Dataset excerpts:
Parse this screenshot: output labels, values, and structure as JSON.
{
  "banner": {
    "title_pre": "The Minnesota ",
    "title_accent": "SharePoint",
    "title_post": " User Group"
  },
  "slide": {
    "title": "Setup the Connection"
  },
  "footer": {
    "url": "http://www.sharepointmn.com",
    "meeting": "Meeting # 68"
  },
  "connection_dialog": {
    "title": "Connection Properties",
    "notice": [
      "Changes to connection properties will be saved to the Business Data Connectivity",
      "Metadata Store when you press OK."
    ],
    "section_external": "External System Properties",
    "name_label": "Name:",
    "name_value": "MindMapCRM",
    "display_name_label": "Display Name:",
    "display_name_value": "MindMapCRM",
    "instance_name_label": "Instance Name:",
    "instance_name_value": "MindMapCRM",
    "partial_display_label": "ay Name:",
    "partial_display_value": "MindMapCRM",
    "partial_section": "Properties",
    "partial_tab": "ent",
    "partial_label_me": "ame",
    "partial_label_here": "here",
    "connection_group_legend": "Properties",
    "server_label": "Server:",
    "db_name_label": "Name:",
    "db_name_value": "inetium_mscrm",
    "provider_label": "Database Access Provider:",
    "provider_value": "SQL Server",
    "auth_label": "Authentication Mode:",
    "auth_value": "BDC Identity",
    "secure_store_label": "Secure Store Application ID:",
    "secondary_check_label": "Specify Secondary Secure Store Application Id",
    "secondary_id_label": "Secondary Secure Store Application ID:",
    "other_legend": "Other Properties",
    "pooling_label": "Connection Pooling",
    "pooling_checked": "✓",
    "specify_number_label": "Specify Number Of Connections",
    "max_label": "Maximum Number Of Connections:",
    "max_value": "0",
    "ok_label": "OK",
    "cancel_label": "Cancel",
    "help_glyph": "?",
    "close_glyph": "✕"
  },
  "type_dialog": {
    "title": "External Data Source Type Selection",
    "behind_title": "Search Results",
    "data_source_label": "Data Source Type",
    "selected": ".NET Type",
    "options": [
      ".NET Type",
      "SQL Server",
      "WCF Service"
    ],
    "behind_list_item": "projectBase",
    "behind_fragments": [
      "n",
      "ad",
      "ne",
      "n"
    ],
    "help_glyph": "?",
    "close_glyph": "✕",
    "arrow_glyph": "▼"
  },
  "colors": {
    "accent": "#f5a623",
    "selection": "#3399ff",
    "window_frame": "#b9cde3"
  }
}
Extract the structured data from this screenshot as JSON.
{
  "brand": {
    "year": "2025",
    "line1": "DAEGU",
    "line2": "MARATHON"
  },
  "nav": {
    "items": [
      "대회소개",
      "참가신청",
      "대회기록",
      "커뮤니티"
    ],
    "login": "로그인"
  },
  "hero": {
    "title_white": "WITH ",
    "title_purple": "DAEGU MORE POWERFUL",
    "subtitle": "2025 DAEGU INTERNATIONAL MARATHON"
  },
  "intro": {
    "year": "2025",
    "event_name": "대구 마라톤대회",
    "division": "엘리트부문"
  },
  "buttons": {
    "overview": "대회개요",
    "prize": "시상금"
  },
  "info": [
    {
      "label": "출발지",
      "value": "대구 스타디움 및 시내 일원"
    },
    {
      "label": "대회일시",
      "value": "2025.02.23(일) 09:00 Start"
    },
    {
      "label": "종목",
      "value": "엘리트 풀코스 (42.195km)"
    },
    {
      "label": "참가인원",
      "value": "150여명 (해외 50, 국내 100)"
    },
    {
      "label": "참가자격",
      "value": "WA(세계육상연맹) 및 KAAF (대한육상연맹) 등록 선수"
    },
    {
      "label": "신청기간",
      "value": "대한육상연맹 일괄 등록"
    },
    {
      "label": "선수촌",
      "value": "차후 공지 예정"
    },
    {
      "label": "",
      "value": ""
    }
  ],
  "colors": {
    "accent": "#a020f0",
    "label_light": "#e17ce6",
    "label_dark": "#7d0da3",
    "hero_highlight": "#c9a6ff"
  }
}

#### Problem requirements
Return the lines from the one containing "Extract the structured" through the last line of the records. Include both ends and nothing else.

#### Answer to the problem
Extract the structured data from this screenshot as JSON.
{
  "brand": {
    "year": "2025",
    "line1": "DAEGU",
    "line2": "MARATHON"
  },
  "nav": {
    "items": [
      "대회소개",
      "참가신청",
      "대회기록",
      "커뮤니티"
    ],
    "login": "로그인"
  },
  "hero": {
    "title_white": "WITH ",
    "title_purple": "DAEGU MORE POWERFUL",
    "subtitle": "2025 DAEGU INTERNATIONAL MARATHON"
  },
  "intro": {
    "year": "2025",
    "event_name": "대구 마라톤대회",
    "division": "엘리트부문"
  },
  "buttons": {
    "overview": "대회개요",
    "prize": "시상금"
  },
  "info": [
    {
      "label": "출발지",
      "value": "대구 스타디움 및 시내 일원"
    },
    {
      "label": "대회일시",
      "value": "2025.02.23(일) 09:00 Start"
    },
    {
      "label": "종목",
      "value": "엘리트 풀코스 (42.195km)"
    },
    {
      "label": "참가인원",
      "value": "150여명 (해외 50, 국내 100)"
    },
    {
      "label": "참가자격",
      "value": "WA(세계육상연맹) 및 KAAF (대한육상연맹) 등록 선수"
    },
    {
      "label": "신청기간",
      "value": "대한육상연맹 일괄 등록"
    },
    {
      "label": "선수촌",
      "value": "차후 공지 예정"
    },
    {
      "label": "",
      "value": ""
    }
  ],
  "colors": {
    "accent": "#a020f0",
    "label_light": "#e17ce6",
    "label_dark": "#7d0da3",
    "hero_highlight": "#c9a6ff"
  }
}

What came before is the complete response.